In the piece, Owen Grover – CEO of podcasting app Pocket Casts – talks about the pearls of wisdom he picked up from his mentor Bob Pittman: founder of MTV and multi-platform broadcasting and ads giant iHeartMedia (formerly ClearChannel).
While at iHeartMedia, Grover says, “Bob told me to always accept people with towering weaknesses as long as they are accompanied with towering strengths. These are people who are so quirky that their genius is often completely missed. It’s easy to want everyone to get along, or to hire people that are easy to manage. But doing so is how you get Bs hiring Cs hiring Ds.”
He adds: “If people have strong strengths, encourage them, even if they don’t fit in.”
The piece chimes with a recent Harvard Business Review column by former Netflix talent chief Patty McCord, in which she argues that finding the right people is “not a matter of ‘culture fit’. What most people really mean when they say someone is a good fit culturally is that he or she is someone they’d like to have a beer with. But people with all sorts of personalities can be great at the job you need done. This misguided hiring strategy can also contribute to a company’s lack of diversity, since very often the people we enjoy hanging out with have backgrounds much like our own”.
McCord notes: “Making great hires is about recognising great matches – and often they’re not what you’d expect.” As a prime example, she cites Netflix’s Anthony Park: a “buttoned-down” programmer hired from obscurity because an app he’d developed enhanced the platform’s user experience. Park eventually rose to the level of vice-president.
What are leaders missing out by making culture fit a high recruitment priority?
“A great, confident team is one in which people can be challenged,” says Kate Cooper. “This is particularly true of teams in which people can be challenged out of their comfort zones and spurred to glean insights from different views of the world. People who join you in your comfort zone in order to achieve some sort of cultural fit are not going to challenge you. I don’t like to use the term ‘personality clash’ – more often than not, they’re more about power than personality – yet within that challenge dynamic, there’s a clash of world views. And the main by-product of that clash is creative tension, which leads to innovation.”
Cooper notes: “If you get what someone is saying in a very instantaneous fashion, because the pair of you have some kind of shorthand, then that individual often doesn’t need to fully articulate their ideas.
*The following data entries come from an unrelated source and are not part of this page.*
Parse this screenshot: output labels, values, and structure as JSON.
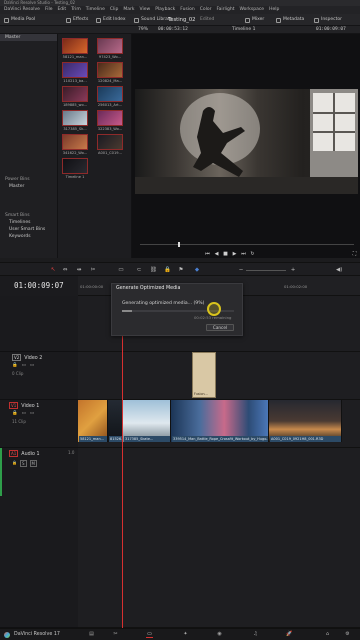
{
  "window": {
    "title": "DaVinci Resolve Studio - Testing_02"
  },
  "menu": {
    "items": [
      "DaVinci Resolve",
      "File",
      "Edit",
      "Trim",
      "Timeline",
      "Clip",
      "Mark",
      "View",
      "Playback",
      "Fusion",
      "Color",
      "Fairlight",
      "Workspace",
      "Help"
    ]
  },
  "toolbar": {
    "media_pool": "Media Pool",
    "effects": "Effects",
    "edit_index": "Edit Index",
    "sound_library": "Sound Library",
    "project_name": "Testing_02",
    "project_status": "Edited",
    "mixer": "Mixer",
    "metadata": "Metadata",
    "inspector": "Inspector"
  },
  "viewer": {
    "zoom": "79%",
    "source_timecode": "00:00:53:12",
    "timeline_name": "Timeline 1",
    "record_timecode": "01:00:09:07"
  },
  "bins": {
    "master": "Master",
    "power_bins_title": "Power Bins",
    "power_master": "Master",
    "smart_bins_title": "Smart Bins",
    "smart_items": [
      "Timelines",
      "User Smart Bins",
      "Keywords"
    ]
  },
  "media_clips": [
    {
      "name": "58121_man..."
    },
    {
      "name": "97423_Wo..."
    },
    {
      "name": "110213_ba..."
    },
    {
      "name": "120824_Ma..."
    },
    {
      "name": "189885_wo..."
    },
    {
      "name": "256013_Art..."
    },
    {
      "name": "317385_Sk..."
    },
    {
      "name": "322383_Wo..."
    },
    {
      "name": "341622_Wo..."
    },
    {
      "name": "A001_C019..."
    },
    {
      "name": "Timeline 1"
    }
  ],
  "timeline": {
    "timecode": "01:00:09:07",
    "ruler_marks": [
      "01:00:00:00",
      "01:00:02:00"
    ],
    "tracks": [
      {
        "id": "V2",
        "name": "Video 2",
        "clips": "0 Clip"
      },
      {
        "id": "V1",
        "name": "Video 1",
        "clips": "11 Clip"
      },
      {
        "id": "A1",
        "name": "Audio 1",
        "level": "1.0"
      }
    ],
    "v1_clips": [
      "58121_man...",
      "81526...",
      "317385_Skate...",
      "339514_Man_Battle_Rope_Crossfit_Workout_by_Hugo...",
      "A001_C019_0921H8_001.R3D"
    ],
    "v2_clip": "Fusion..."
  },
  "dialog": {
    "title": "Generate Optimized Media",
    "message": "Generating optimized media... (9%)",
    "remaining": "00:02:53 remaining",
    "progress_percent": 9,
    "cancel": "Cancel"
  },
  "bottom": {
    "app": "DaVinci Resolve 17"
  },
  "colors": {
    "accent_red": "#d63030",
    "clip_blue": "#2c4a66",
    "thumb_border": "#8e2a2a"
  }
}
One undesirable result of that may be that those ideas – and your acceptance of them – may not receive reasonable scrutiny. However, if you don’t get what the person opposite you is saying straight away, it will require a better and more detailed explanation – and that’s a positive step all by itself. Pockets of discomfort like that are really helpful for encouraging you to challenge yourself and think about your decision making.”
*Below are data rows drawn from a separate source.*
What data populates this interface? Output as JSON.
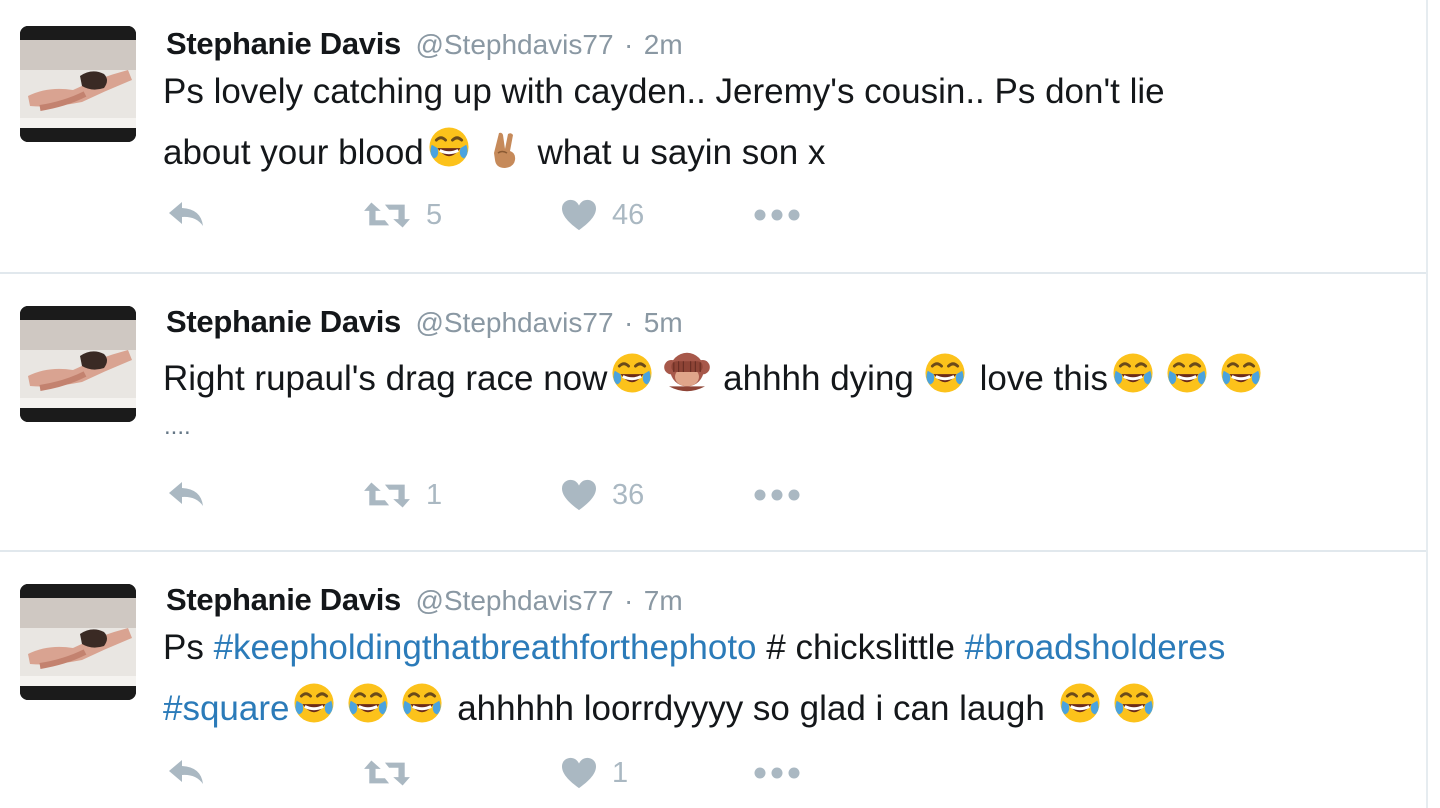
{
  "tweets": [
    {
      "name": "Stephanie Davis",
      "handle": "@Stephdavis77",
      "separator": "·",
      "time": "2m",
      "line1": "Ps lovely catching up with cayden.. Jeremy's cousin.. Ps don't lie",
      "line2a": "about your blood",
      "line2b": " what u sayin son x",
      "retweets": "5",
      "likes": "46"
    },
    {
      "name": "Stephanie Davis",
      "handle": "@Stephdavis77",
      "separator": "·",
      "time": "5m",
      "line1a": "Right rupaul's drag race now",
      "line1b": " ahhhh dying",
      "line1c": " love this",
      "line2": "....",
      "retweets": "1",
      "likes": "36"
    },
    {
      "name": "Stephanie Davis",
      "handle": "@Stephdavis77",
      "separator": "·",
      "time": "7m",
      "line1_prefix": "Ps ",
      "line1_tag1": "#keepholdingthatbreathforthephoto",
      "line1_mid": " # chickslittle ",
      "line1_tag2": "#broadsholderes",
      "line2_tag": "#square",
      "line2_text": " ahhhhh loorrdyyyy so glad i can laugh ",
      "retweets": "",
      "likes": "1"
    }
  ],
  "icons": {
    "reply": "reply-icon",
    "retweet": "retweet-icon",
    "like": "heart-icon",
    "more": "more-icon",
    "emoji_laugh": "tears-of-joy-emoji",
    "emoji_peace": "victory-hand-emoji",
    "emoji_monkey": "see-no-evil-monkey-emoji"
  },
  "colors": {
    "name": "#14171a",
    "meta": "#8a98a3",
    "action": "#aab8c2",
    "hashtag": "#2b7bb9",
    "separator": "#e1e8ed"
  }
}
She adds: “of course, we should want work to be fun, and it’s important to enjoy working with our colleagues. But even in teams with an element of clash and disconnect, when they start to succeed, the individual members start to like each other. Success truly galvanises team building, because the individuals concerned move to a new phase of accepting – and valuing – difference. And that, in turn, increases trust and confidence.”
For more on these topics, listen to Episode 3 of the ILM podcast in partnership with LID Radio:
About the authors
Matt Packer is a business and finance journalist who provides expert comment for organisations such as CPA Global, Inemmo Leadership Development Consultancy, The Institute of Leadership & Management and the Chartered Management Institute.
Kate Cooper is head of research, policy and standards at the Institute of Leadership & Management (ILM). She has appeared on BBC Television, BBC Radio 4, has a regular column in Dialogue magazine, is a key note speaker at conferences and provides expert commentary on a range of topics arising from the Institute’s research agenda.